**Task objective:** When a line in the entries below contains "party", tally it; give the tally with nothing added.

**Recorded information:**
● ● ● ● ● ● ●

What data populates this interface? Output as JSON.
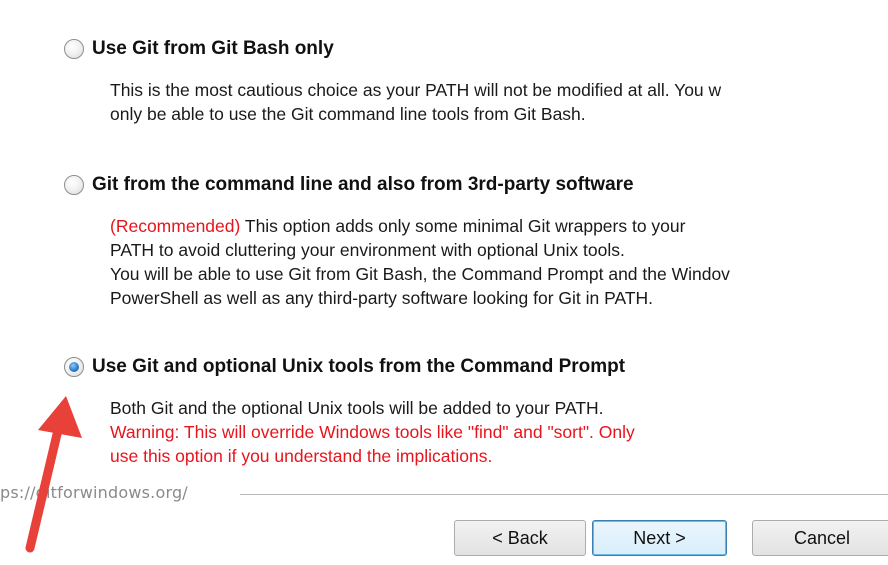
{
  "options": [
    {
      "label": "Use Git from Git Bash only",
      "checked": false,
      "description": [
        {
          "text": "This is the most cautious choice as your PATH will not be modified at all. You w",
          "style": "normal"
        },
        {
          "text": "only be able to use the Git command line tools from Git Bash.",
          "style": "normal"
        }
      ]
    },
    {
      "label": "Git from the command line and also from 3rd-party software",
      "checked": false,
      "recommended_tag": "(Recommended)",
      "description": [
        {
          "text": " This option adds only some minimal Git wrappers to your",
          "style": "normal"
        },
        {
          "text": "PATH to avoid cluttering your environment with optional Unix tools.",
          "style": "normal"
        },
        {
          "text": "You will be able to use Git from Git Bash, the Command Prompt and the Windov",
          "style": "normal"
        },
        {
          "text": "PowerShell as well as any third-party software looking for Git in PATH.",
          "style": "normal"
        }
      ]
    },
    {
      "label": "Use Git and optional Unix tools from the Command Prompt",
      "checked": true,
      "description": [
        {
          "text": "Both Git and the optional Unix tools will be added to your PATH.",
          "style": "normal"
        },
        {
          "text": "Warning: This will override Windows tools like \"find\" and \"sort\". Only",
          "style": "warning"
        },
        {
          "text": "use this option if you understand the implications.",
          "style": "warning"
        }
      ]
    }
  ],
  "footer": {
    "url": "ps://gitforwindows.org/"
  },
  "buttons": {
    "back": "< Back",
    "next": "Next >",
    "cancel": "Cancel"
  },
  "colors": {
    "warning": "#e8141c",
    "annotation_arrow": "#e8413a"
  },
  "icons": {
    "annotation": "red-arrow-icon"
  }
}
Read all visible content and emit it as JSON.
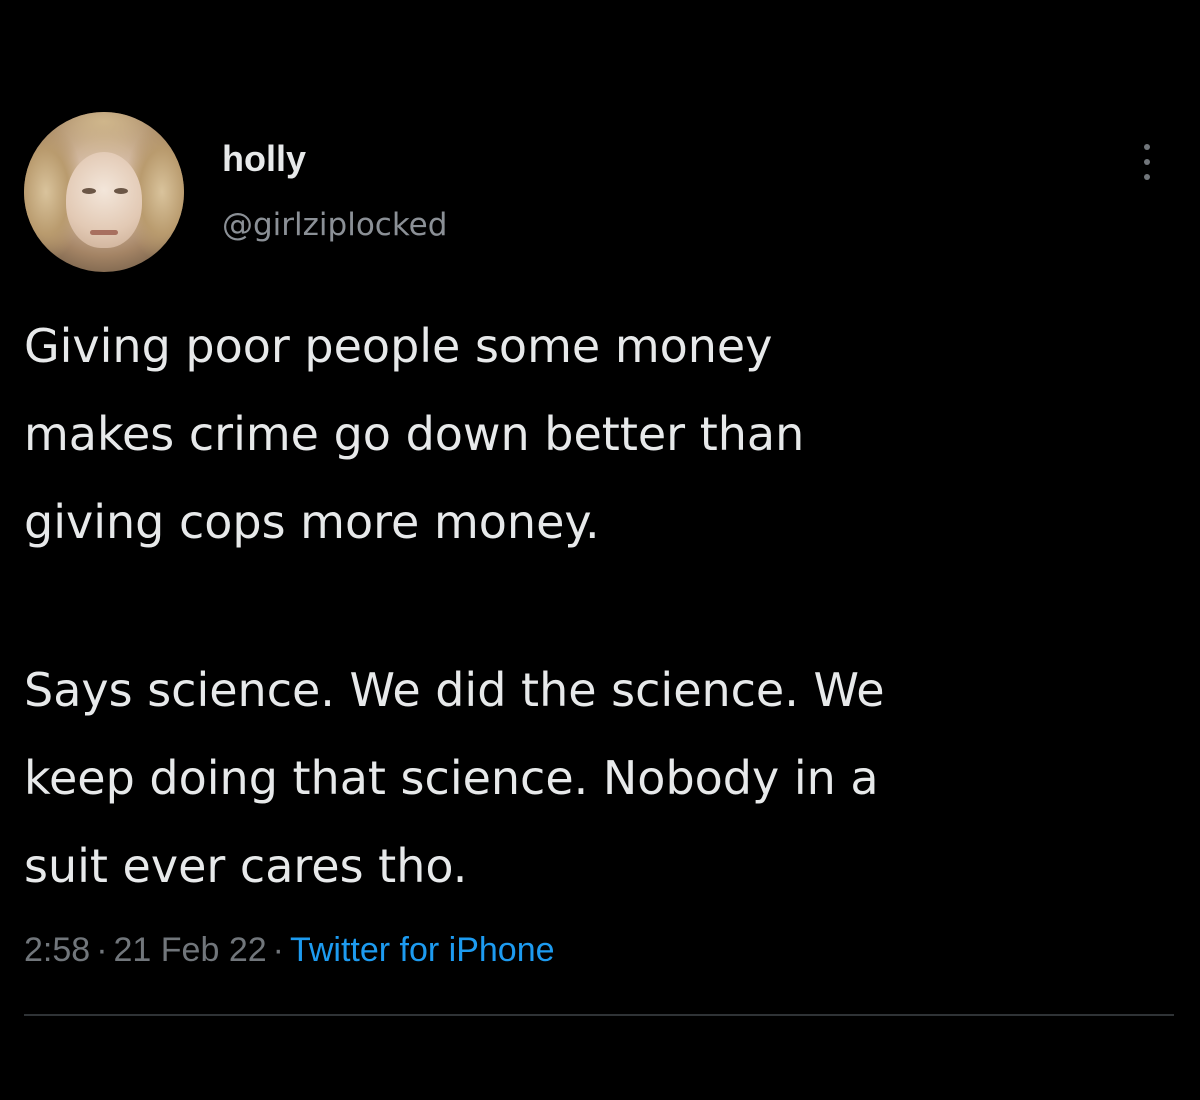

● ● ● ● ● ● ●

**Response below:** 2